**Provided information**
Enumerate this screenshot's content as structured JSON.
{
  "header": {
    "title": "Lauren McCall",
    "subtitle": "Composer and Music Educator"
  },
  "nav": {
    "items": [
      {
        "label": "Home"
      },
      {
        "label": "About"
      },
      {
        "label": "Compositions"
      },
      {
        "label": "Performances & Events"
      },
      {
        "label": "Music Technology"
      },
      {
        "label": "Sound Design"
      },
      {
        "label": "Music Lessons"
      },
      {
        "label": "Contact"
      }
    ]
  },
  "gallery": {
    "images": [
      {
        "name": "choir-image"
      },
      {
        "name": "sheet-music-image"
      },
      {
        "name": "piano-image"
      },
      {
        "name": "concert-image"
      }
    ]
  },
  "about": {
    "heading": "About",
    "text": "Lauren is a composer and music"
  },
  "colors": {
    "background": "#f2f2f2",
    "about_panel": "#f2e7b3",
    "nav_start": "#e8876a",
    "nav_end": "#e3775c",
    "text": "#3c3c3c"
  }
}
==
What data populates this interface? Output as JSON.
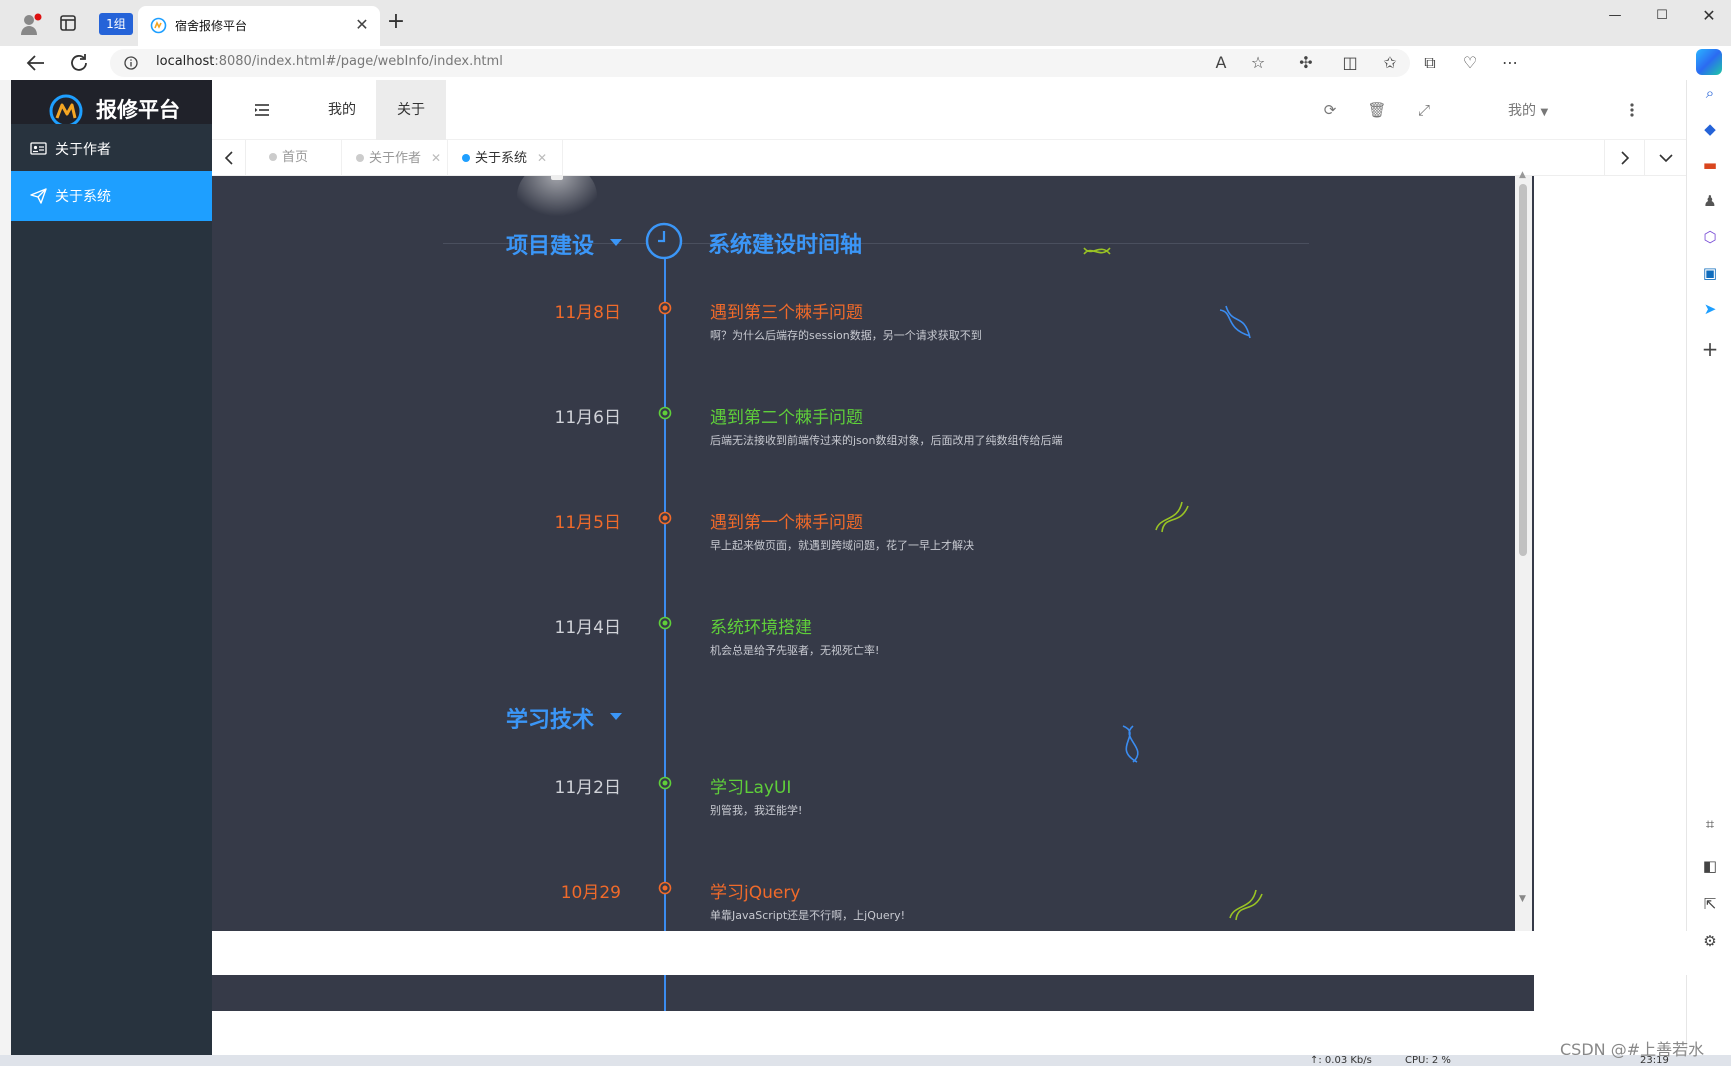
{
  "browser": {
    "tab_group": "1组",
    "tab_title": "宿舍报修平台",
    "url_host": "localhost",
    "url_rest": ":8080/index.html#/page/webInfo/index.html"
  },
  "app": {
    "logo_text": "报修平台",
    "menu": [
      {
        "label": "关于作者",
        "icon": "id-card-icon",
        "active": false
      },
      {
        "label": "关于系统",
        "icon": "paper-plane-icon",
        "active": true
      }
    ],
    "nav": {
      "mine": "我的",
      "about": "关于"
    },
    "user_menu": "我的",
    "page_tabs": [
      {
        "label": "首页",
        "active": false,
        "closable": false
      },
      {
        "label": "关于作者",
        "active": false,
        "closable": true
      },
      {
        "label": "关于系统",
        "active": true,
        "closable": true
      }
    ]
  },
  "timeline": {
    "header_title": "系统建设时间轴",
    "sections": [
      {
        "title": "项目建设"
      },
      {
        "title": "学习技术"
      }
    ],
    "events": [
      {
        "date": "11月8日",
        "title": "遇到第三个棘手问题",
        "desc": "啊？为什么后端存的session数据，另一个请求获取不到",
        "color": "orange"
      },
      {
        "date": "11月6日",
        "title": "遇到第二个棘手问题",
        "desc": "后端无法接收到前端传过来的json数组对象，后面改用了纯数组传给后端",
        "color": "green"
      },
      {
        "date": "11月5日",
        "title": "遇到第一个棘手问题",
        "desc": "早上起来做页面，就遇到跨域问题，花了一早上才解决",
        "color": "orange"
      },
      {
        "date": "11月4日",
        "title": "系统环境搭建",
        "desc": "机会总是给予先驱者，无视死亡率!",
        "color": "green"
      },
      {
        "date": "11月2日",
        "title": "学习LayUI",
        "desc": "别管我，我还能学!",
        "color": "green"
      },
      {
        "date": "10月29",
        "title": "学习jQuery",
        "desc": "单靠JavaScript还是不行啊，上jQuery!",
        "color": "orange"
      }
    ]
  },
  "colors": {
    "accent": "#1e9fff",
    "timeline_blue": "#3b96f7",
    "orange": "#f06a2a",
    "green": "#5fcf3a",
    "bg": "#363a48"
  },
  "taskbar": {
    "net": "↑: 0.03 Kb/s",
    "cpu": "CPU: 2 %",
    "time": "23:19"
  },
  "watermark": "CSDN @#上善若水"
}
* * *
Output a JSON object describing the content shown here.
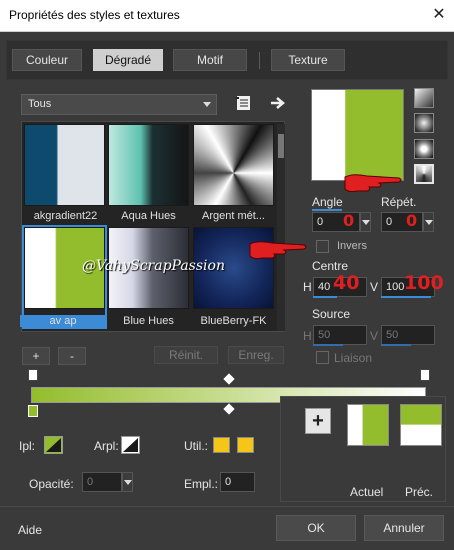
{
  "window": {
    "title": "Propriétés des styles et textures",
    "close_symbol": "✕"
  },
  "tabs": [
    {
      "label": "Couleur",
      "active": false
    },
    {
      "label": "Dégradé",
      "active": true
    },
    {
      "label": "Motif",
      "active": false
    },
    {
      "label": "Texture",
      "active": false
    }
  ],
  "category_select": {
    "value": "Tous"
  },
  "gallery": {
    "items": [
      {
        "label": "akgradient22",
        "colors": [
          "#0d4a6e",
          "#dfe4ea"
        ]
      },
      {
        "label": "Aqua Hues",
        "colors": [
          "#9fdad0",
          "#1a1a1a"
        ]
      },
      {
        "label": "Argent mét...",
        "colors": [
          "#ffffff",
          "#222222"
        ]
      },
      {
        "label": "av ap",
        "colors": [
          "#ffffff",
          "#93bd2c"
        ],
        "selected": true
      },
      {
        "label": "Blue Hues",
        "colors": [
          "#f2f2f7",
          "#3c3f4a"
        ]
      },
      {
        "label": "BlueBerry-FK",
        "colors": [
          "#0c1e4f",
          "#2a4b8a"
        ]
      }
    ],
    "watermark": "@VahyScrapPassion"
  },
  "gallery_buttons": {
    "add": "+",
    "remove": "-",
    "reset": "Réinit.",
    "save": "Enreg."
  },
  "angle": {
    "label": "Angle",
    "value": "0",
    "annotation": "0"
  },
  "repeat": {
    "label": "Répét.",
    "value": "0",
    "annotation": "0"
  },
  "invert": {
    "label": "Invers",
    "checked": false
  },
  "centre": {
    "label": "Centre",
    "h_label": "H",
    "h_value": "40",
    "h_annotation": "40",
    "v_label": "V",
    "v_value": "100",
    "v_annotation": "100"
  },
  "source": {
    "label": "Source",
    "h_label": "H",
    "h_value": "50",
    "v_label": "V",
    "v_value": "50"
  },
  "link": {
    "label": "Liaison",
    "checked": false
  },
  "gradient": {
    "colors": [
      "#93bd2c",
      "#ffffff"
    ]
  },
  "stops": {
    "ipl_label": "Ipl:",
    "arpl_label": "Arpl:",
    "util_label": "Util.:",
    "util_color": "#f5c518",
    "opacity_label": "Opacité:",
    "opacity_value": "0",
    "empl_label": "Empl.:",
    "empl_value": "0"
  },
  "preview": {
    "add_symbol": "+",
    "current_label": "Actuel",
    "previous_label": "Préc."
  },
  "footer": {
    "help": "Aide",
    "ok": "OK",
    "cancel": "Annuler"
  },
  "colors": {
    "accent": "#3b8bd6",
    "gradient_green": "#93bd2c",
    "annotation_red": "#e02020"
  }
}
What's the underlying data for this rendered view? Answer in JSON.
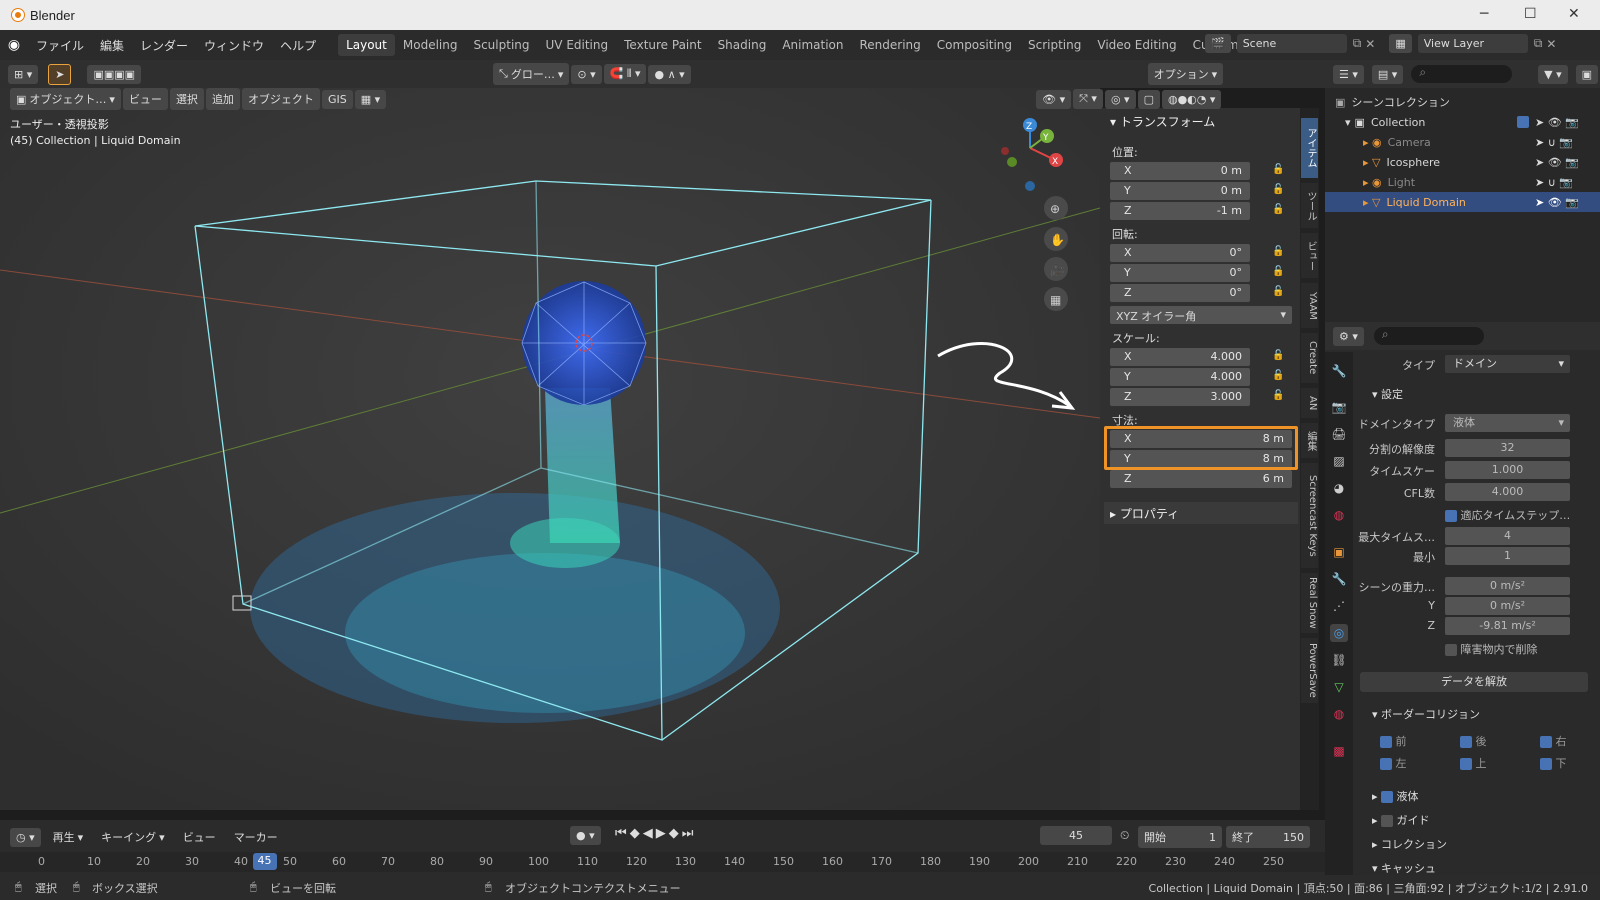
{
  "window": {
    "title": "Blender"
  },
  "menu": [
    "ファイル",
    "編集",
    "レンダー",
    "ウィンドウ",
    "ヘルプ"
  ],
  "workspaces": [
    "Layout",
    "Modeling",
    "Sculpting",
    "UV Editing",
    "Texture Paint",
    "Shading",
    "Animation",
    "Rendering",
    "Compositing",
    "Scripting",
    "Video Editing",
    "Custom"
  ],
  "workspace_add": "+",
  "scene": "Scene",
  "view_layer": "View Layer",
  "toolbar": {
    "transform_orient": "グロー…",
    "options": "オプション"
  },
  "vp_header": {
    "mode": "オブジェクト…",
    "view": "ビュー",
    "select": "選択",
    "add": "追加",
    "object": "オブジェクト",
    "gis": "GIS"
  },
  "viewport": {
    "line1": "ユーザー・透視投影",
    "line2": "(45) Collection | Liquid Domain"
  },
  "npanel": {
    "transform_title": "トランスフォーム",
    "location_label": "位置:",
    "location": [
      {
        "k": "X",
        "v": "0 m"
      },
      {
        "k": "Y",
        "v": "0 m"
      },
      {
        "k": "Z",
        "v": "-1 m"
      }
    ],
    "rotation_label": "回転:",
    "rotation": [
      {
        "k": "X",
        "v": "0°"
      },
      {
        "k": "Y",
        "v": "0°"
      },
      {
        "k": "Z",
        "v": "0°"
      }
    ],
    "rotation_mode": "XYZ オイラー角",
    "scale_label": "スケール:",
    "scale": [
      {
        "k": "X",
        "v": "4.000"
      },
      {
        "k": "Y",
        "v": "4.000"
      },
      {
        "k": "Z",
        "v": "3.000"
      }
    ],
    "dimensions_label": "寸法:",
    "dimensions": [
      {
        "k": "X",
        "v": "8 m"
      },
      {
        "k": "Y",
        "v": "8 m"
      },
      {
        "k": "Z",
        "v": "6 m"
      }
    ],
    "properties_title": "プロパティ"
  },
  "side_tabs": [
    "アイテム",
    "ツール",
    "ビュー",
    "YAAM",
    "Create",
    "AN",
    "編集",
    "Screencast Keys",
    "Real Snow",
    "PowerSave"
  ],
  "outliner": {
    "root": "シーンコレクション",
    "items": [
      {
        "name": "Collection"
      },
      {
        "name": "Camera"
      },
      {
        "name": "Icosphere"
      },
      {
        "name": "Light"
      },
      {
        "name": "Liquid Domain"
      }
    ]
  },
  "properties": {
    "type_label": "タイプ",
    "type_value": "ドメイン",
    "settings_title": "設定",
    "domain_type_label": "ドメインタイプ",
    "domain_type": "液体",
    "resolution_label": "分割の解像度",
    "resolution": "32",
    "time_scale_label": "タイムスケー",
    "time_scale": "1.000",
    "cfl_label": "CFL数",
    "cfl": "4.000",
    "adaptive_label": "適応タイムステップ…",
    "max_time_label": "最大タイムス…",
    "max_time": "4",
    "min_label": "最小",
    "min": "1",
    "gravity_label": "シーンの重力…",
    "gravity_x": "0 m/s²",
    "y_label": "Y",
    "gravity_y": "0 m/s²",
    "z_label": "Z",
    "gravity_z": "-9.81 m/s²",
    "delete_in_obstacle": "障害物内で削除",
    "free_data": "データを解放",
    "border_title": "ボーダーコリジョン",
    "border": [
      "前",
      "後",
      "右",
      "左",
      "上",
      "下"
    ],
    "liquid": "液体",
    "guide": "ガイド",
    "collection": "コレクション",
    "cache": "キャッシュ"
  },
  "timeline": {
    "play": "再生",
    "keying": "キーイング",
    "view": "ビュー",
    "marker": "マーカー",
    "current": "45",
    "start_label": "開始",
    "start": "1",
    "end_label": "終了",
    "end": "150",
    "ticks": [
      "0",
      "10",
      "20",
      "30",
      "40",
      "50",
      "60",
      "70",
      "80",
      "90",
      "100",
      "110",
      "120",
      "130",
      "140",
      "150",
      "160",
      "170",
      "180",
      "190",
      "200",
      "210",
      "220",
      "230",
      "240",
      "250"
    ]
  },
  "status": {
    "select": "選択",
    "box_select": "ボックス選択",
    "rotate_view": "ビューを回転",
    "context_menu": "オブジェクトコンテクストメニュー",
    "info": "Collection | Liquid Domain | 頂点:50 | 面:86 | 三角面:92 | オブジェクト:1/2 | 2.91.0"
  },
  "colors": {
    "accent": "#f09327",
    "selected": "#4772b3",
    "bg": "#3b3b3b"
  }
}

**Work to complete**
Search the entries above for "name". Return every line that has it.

**Answer to this problem**
        "name": "choir-image"
        "name": "sheet-music-image"
        "name": "piano-image"
        "name": "concert-image"
        "name": "Collection"
        "name": "Camera"
        "name": "Icosphere"
        "name": "Light"
        "name": "Liquid Domain"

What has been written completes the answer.